And as easy as it might be to get caught up in the debate about how Bioware should have ended it, it could have been a hell of a lot worse. To remind ye doubters of how story-telling in video games has developed in recent years, today we pay homage to some of the least fulfilling endings of all time.
5: Super Mario Bros. (1985), Nintendo Entertainment System
Thank you Mario! Your quest is over. Press B to select a world.
Everybody knew this had to be on the list somewhere, so let’s get it out of the way. Yes, Super Mario Bros. is one of the most influential games of all time and yes, it is awesome and addictive and so on. But after roaming through level upon level of angry little mushroom-beasts and bottomless pits, only to be told repeatedly by a happy little mushroom-man that my princess was in another castle, then finally to reach her and get nothing more than a SENTENCE from the ungrateful royal, I was a little put out.
In saying that, the series was never every particularly well known for its plot development. You are a plumber, for some reason, who has to rescue a princess, for some reason, from - defying logic and geography - a series of castles which are connected by pipes, because said princess has been kidnapped by a gigantic fire-breathing spike-shelled turtle monster. This premise, ladies and gentlemen, has sold 40 million copies since its release worldwide.
Well it just sounds silly when you say it like that.
4: The Lion King (1994), various platforms
The Lion King is, surprisingly enough, based on one of the most successful films of all time. And as such it follows the plot structure of the film as closely as could be expected for a game that was released when Clinton still seemed like a good choice for president. For valid reason, the developers chose to follow Simba from infancy to adulthood, culminating in his battle with Scar; then randomly ending the game with a distorted Mufasa quote.
"Everything the light touches, is our kingdom.”
I have no sympathy for a game based on a brilliant film with a brilliant storyline, that somehow still manages to have a bad ending. Non-sequential, random, and lazy.
3: Final Fantasy X (2001), Playstation 2
I could be in for a lynching here, but before you reach for your pitchfork, let me explain. Final Fantasy X is, to be perfectly honest, one of my favourite games of all time. It has everything I like in a game; enough RPG to be nerdy, but not enough to be Warhammer, enough plot development and cinematics to be engrossing but not enough to be Guns of the Patriots. I loved the characters, the enemies, the mini-games, everything. But, and I’m not trying to be funny, when it came to the ending… what the hell happened? Something about Sin, and then Tidus floats away or dissolves or whatever and then we have Final Fantasy X-2 which to me was essentially Final Fantasy X: Girl Power!
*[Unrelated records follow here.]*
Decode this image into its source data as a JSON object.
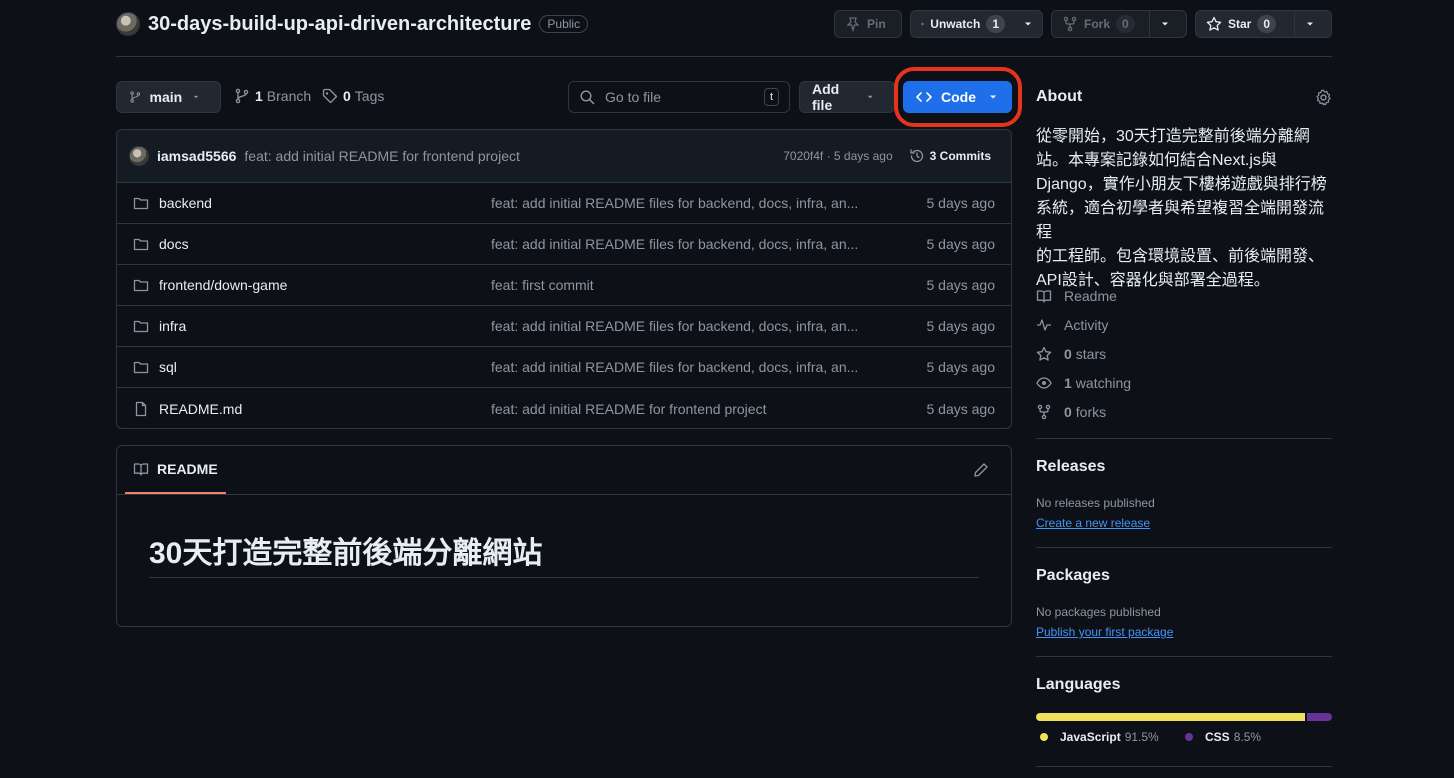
{
  "repo": {
    "name": "30-days-build-up-api-driven-architecture",
    "visibility": "Public"
  },
  "header_actions": {
    "pin_label": "Pin",
    "unwatch_label": "Unwatch",
    "watch_count": "1",
    "fork_label": "Fork",
    "fork_count": "0",
    "star_label": "Star",
    "star_count": "0"
  },
  "toolbar": {
    "branch": "main",
    "branch_count": "1",
    "branch_label": "Branch",
    "tag_count": "0",
    "tag_label": "Tags",
    "goto_placeholder": "Go to file",
    "goto_shortcut": "t",
    "add_file_label": "Add file",
    "code_label": "Code"
  },
  "latest_commit": {
    "author": "iamsad5566",
    "message": "feat: add initial README for frontend project",
    "meta": "7020f4f · 5 days ago",
    "commits_count": "3 Commits"
  },
  "files": [
    {
      "name": "backend",
      "type": "folder",
      "commit": "feat: add initial README files for backend, docs, infra, an...",
      "age": "5 days ago"
    },
    {
      "name": "docs",
      "type": "folder",
      "commit": "feat: add initial README files for backend, docs, infra, an...",
      "age": "5 days ago"
    },
    {
      "name": "frontend/down-game",
      "type": "folder",
      "commit": "feat: first commit",
      "age": "5 days ago"
    },
    {
      "name": "infra",
      "type": "folder",
      "commit": "feat: add initial README files for backend, docs, infra, an...",
      "age": "5 days ago"
    },
    {
      "name": "sql",
      "type": "folder",
      "commit": "feat: add initial README files for backend, docs, infra, an...",
      "age": "5 days ago"
    },
    {
      "name": "README.md",
      "type": "file",
      "commit": "feat: add initial README for frontend project",
      "age": "5 days ago"
    }
  ],
  "readme": {
    "tab_label": "README",
    "heading": "30天打造完整前後端分離網站"
  },
  "about": {
    "title": "About",
    "description_lines": [
      "從零開始，30天打造完整前後端分離網",
      "站。本專案記錄如何結合Next.js與",
      "Django，實作小朋友下樓梯遊戲與排行榜",
      "系統，適合初學者與希望複習全端開發流程",
      "的工程師。包含環境設置、前後端開發、",
      "API設計、容器化與部署全過程。"
    ],
    "readme_link": "Readme",
    "activity_link": "Activity",
    "stars_count": "0",
    "stars_label": "stars",
    "watching_count": "1",
    "watching_label": "watching",
    "forks_count": "0",
    "forks_label": "forks"
  },
  "releases": {
    "title": "Releases",
    "empty_text": "No releases published",
    "create_link": "Create a new release"
  },
  "packages": {
    "title": "Packages",
    "empty_text": "No packages published",
    "publish_link": "Publish your first package"
  },
  "languages": {
    "title": "Languages",
    "items": [
      {
        "name": "JavaScript",
        "percent": "91.5%",
        "color": "#f1e05a",
        "share": 91.5
      },
      {
        "name": "CSS",
        "percent": "8.5%",
        "color": "#663399",
        "share": 8.5
      }
    ]
  },
  "colors": {
    "accent": "#1f6feb",
    "highlight_ring": "#e5341c",
    "link": "#4493f8"
  }
}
I’ll retract this if someone can explain to me what the hell happened at the end. Honestly.